Recreational fishing mortality can have a major impact on coastal fish populations, bringing recreational fishers into conflict with commercial fisheries. This article reviews exclusion zones for commercial fishing, or ‘recreational fishing areas’ as a solution to the conflict between commercial and recreational fisheries. Recently designated recreational fishing areas in the state of Queensland, Australia are examined as a case-study. The goal of recreational fishing areas is to enhance recreational fishing and provide economic opportunities through charter fishing. However, recently designated recreational fishing areas in Queensland have not been thoroughly assessed for their social, economic and environmental impacts and they are not integrated within existing management frameworks for fisheries. The designation of recreational fishing areas is thus a shift away from evidence-based management in Queensland's fisheries and has likely occurred solely for political reasons – there are more voters in the recreational fishery than commercial fishery. In Queensland, excluding commercial fishing on its own is unlikely to result in long-term benefits to recreational fisheries because recreational harvest is a major component of fish harvest for some key species and there is no legislated limit to recreational harvest.

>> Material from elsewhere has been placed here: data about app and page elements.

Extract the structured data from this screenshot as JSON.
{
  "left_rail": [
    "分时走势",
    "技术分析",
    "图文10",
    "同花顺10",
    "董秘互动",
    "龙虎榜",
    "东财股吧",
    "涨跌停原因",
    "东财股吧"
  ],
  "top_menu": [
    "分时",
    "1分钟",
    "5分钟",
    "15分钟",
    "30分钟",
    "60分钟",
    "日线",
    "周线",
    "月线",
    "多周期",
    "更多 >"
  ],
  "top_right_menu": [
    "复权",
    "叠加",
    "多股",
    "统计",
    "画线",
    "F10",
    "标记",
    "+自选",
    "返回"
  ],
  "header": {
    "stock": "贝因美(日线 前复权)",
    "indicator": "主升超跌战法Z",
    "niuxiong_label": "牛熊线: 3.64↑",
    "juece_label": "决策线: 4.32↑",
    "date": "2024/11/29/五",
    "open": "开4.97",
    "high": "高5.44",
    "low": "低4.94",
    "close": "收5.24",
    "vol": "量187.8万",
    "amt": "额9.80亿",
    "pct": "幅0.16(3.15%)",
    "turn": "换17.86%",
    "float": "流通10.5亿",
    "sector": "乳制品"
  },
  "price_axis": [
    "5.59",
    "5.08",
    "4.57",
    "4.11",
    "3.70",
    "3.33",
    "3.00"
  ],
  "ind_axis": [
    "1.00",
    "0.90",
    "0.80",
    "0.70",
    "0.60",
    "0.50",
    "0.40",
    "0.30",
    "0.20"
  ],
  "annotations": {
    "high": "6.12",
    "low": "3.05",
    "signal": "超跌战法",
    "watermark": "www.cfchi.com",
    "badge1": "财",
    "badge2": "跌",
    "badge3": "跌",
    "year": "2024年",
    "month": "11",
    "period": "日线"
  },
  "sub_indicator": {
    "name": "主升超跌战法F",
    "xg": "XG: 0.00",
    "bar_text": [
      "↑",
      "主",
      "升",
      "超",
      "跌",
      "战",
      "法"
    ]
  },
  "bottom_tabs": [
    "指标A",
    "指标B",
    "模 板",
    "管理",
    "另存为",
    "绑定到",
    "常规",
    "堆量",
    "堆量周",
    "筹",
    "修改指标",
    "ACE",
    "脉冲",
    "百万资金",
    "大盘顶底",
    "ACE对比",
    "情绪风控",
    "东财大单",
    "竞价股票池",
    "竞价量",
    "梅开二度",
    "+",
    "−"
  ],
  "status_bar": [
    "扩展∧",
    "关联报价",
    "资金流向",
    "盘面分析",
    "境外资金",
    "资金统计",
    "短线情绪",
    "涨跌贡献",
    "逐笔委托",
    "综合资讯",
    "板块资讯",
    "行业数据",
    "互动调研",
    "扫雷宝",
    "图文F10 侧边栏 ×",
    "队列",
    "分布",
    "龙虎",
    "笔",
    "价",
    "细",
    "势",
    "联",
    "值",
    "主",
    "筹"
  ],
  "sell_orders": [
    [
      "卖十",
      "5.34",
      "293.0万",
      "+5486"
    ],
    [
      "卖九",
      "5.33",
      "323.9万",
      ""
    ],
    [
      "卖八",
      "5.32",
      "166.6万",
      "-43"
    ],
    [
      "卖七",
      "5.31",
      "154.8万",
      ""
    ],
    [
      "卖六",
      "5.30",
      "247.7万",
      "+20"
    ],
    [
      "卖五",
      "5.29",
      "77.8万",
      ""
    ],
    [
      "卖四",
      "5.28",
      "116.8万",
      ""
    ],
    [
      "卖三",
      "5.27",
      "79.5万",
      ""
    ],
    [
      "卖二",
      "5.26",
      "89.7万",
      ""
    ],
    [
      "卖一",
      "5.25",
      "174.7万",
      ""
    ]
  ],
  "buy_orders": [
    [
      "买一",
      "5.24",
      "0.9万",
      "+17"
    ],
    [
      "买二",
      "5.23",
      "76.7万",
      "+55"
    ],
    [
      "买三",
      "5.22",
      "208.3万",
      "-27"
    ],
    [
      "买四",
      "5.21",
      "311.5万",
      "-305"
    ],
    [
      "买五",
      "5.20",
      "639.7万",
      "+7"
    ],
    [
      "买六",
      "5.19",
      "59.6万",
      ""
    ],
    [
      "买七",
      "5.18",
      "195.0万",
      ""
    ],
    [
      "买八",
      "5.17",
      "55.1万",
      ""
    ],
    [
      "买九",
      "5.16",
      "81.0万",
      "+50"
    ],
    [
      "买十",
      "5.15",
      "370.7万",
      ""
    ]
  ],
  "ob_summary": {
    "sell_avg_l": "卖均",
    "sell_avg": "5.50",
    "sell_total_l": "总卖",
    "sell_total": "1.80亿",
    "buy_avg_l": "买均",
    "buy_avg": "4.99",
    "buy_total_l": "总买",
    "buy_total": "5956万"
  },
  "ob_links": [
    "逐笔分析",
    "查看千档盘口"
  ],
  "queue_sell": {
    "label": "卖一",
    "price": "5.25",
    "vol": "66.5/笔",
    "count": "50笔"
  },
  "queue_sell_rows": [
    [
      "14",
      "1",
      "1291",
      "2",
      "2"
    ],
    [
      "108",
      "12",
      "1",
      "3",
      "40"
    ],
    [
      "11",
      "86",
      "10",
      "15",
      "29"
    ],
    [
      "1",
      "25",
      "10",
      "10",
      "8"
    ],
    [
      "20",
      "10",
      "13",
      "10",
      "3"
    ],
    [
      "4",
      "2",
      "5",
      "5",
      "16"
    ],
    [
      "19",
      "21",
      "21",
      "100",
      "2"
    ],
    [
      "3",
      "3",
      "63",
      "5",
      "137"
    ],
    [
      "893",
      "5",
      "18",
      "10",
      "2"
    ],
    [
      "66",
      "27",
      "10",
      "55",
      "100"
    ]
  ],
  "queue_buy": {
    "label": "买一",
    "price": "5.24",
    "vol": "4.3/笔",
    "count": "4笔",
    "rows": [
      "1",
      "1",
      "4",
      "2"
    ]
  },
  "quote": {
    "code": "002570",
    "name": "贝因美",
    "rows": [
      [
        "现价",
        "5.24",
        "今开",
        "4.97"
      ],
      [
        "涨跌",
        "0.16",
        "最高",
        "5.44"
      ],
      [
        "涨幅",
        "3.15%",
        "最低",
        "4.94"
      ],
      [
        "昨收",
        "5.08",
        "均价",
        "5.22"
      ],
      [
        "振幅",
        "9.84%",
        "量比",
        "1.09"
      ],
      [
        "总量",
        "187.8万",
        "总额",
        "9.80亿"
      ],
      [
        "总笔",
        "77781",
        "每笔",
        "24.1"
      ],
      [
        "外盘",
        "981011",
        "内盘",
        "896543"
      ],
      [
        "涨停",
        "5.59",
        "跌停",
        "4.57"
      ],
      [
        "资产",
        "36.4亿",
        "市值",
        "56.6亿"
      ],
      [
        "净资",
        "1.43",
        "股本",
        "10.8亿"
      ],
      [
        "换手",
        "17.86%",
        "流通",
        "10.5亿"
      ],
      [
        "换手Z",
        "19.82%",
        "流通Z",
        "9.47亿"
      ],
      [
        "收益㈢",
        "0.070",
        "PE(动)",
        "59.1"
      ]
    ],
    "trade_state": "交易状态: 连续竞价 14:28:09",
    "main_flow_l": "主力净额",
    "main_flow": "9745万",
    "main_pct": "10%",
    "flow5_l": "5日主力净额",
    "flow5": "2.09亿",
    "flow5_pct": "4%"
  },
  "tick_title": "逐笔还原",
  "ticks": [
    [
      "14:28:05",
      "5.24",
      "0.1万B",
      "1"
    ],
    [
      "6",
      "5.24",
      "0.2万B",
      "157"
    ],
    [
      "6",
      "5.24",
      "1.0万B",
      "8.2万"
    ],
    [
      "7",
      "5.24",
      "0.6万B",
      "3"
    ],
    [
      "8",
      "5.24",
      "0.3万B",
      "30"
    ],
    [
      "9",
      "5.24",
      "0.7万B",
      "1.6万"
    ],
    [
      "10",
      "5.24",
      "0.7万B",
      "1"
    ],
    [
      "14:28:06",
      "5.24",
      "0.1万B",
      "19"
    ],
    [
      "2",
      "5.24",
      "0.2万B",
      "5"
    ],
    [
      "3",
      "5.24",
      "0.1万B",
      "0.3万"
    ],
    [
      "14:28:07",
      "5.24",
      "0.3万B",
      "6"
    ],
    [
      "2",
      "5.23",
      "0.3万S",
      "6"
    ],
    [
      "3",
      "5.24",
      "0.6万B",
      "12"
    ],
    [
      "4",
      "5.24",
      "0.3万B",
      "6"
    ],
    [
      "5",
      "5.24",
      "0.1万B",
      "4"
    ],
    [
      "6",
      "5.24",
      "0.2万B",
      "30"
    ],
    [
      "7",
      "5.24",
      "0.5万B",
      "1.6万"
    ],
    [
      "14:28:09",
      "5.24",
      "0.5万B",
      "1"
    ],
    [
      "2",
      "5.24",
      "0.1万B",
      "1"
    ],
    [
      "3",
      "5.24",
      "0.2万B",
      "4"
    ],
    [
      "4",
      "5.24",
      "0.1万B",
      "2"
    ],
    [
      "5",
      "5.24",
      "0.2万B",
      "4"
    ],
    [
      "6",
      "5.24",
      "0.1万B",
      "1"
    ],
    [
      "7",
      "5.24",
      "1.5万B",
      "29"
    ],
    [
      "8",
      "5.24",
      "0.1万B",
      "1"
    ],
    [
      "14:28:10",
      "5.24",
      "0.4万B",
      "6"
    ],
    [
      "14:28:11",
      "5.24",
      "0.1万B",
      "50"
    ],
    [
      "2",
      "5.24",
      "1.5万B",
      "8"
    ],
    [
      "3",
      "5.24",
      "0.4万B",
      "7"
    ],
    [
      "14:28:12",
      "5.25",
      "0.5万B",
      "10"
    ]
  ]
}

Current political attention on recreational fishing areas provides an opportunity for fisheries managers, politicians, conservation groups and the public to discuss what is needed to manage sustainable coastal fisheries. In particular, recreational fishing areas need to be combined with efforts to enhance stewardship among recreational fishers if they are to be successful in the long-term.
Environmental Science and Management not elsewhere classified